Mason Andrews served on the Norfolk City Council for 26 years (1974-2000) and was Mayor of his hometown from 1992 to 1994. He brought the developer of the Baltimore Inner Harbor, James Rouse for designing the Waterside Festival Marketplace to be built renovating the Norfolk downtown waterfront. He was credited with the opening of waterside as well as Town Point Park. He was also instrumental in establishing the multi-million dollar MacArthur Center mall. Though considered to be a risky investment, MacArthur Center was able to generate millions of dollars in direct tax revenue for further development of the city. He also promoted the Tidewater Community College of the Norfolk campus.
Mason Andrews, during his association with EVMS, had attended the birth of about 5000 babies in Norfolk. The highpoint of his career materialized when he delivered Elizabeth Carr, the first test tube baby of the United States conceived by applying the process of in-vitro fertilization. The successful reproduction opened up a new horizon for the infertile couples with a new ray of hope all around. Besides this scientific achievement, he was seen as a man behind all the development activities of his hometown. Under his stewardship, the town of Norfolk went through an all-round development.

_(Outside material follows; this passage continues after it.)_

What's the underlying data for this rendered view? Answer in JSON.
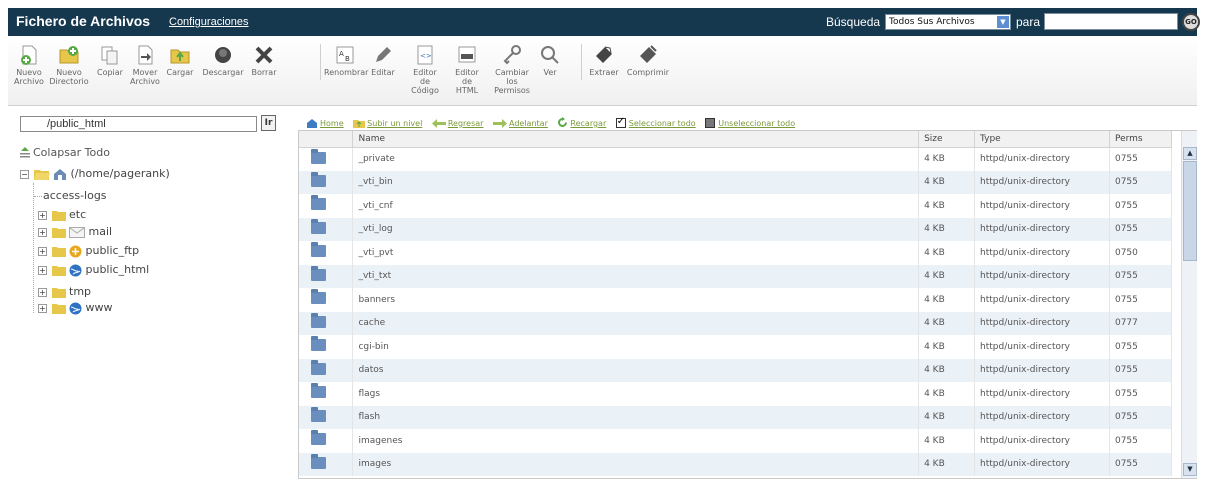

PERSONAL LIFE AND LEGACY
Mason Andrews married Sabine Alston Goodman and spent the next 57 years together. The couple is blessed with two daughters, Jean and Mason. Elizabeth Carr considered to be another baby of Andrews, grew up in his lap. Later, she became a Newspaper reporter in Augusta, Maine and also worked for boston.com. They kept in touch with each other.
Andrews breathed his last on 13 October 2006, after being admitted to hospital for treatment of pulmonary fibrosis.
Susan La flesche Picotte